Are you providing care for an adult family member, spouse, or friend, either locally or long distance? Perhaps the one you care for is living in a facility, independently in their own home, or in your home. If so, you are invited to attend meetings of the Caregiver Support & Education Network. Participants are welcome to attend when their schedule allows. Caregivers come together to share the challenges, joys and resources of caregiving as well as listen to occasional speakers presenting on topics of interest specifically to caregivers. Facilitators will share strategies, tools, and resources for coping with stress, caregiver guilt, and burnout as well as information on local/national resources that may assist you.
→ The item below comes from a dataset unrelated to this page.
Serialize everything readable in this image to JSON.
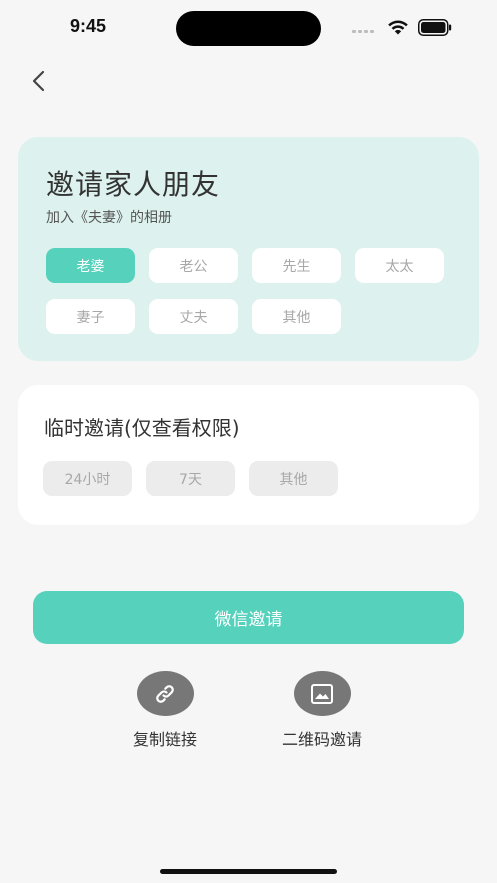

Meetings will be held via Zoom until further notice.
February 12, 2019
12:00 - 1:00 pm
East Hill Office Building, Training Room #140 - Remote option available
Medicare Basics is an introduction to the federally administered health insurance program that provides coverage to persons 65 and older, and persons under 65 who are disabled. Seniors, those caring for them, and anyone interested in the topic are welcome to attend. The presentation will cover the different ways you can receive your Medicare benefits, how Medicare works with other health insurance, and financial-assistance options that may be available to you. Information will also be provided on the free tax counseling services provided at Lifelong, Ithaca and Ulysses Philomathic Library in Trumansburg. Presented by Liza Burger, MSW, Coordinator, Health Insurance Information, Counseling and Assistance Program (HIICAP) and Tax Counseling for the Elderly (TCE).
February 21, 2019
12:00 - 1:00 pm
Weill Hall - room TBD
Love Living at Home (LLH) is a new nonprofit in Tompkins County to support older people who want to remain at home as long as possible. LLH follows a national model that seeks to improve access to services, increase socialization and civic engagement, and strengthen a sense of community among its participants. These virtual retirement Villages are a consumer driven strategy to support successful aging at home. Home is not a place on a map - it is a gateway to relationships and resources for older adults who desire to live in the homes and neighborhoods they love.
Come find out more – Elena Flash will be discussing the ins and outs of this wonderful program. Elena has 30 years of experience as an attorney for nonprofit, health care and long-term care organizations. She has worked with nonprofit organizations from formation to dissolution on corporate affairs, tax law, and regulatory and contract issues. Elena has extensive experience working with service providers in the long-term care industry.
March 21, 2019
12:00 - 1:00 pm
Weill Hall - Room 226
Researchers at Cornell University have discovered a novel approach to increase brain blood flow in Alzheimer’s disease mice and showed that this leads to rapid improvements in memory function. These findings point to the important role brain blood flow disruptions play in dementia and may provide new therapeutic opportunities for Alzheimer’s disease patients.
It has been known for decades that blood flow to the brain is reduced by about one-third in patients with Alzheimer’s disease. Permanent blood flow reductions this large likely contribute to the memory and cognitive problems associated with Alzheimer’s, but the cause of the blood flow impairment has remained unclear.
Recent studies in Alzheimer’s disease patients have suggested that brain blood flow decreases are one of the earliest detectible symptoms of the disease. If the same mechanisms the Cornell researchers identified in mice also plays a role in the blood flow deficit in humans, then therapies that prevent the adhesion of white blood cells in the brain could potentially improve memory function in humans and may slow the progression of cognitive problems in Alzheimer’s patients.
Join us as the scientists in the Schaffer-Nishimura Lab in the Meinig School of Biomedical Engineering at Cornell share their exciting research and create pathways to Alzheimer's therapies, and learn how you can play a part!
March 27, 2019
12:00 - 1:00 pm
East Hill Office Building - Room 140
Teri Reinemann and Amy Jo DeKoeyer will be coming on campus with 10-20 items from The Finger Lakes Independence Center “Try It Room” and “Loan Closet” programs. They will be sharing and demonstrating the top requested adaptive and assistive equipment that individuals use after surgery, for temporary disabilities, with aging challenges and for permanent disabilities.
These programs are for individuals to learn what is available that can aid in daily living tasks and items that can help with vision, hearing and dexterity related needs. They will talk about their use and provide guidance on using equipment for safety, independence, injury prevention and comfort.
What items come to mind? A transport wheelchair, tub transfer bench, leg lift, alarms, grabber, magnifiers, CapTel phone, pocket talker, kitchen aids, and more! Come with questions, ideas and feel free to explore the items. Come and learn about their lending use practices and about FLIC’s programs and services.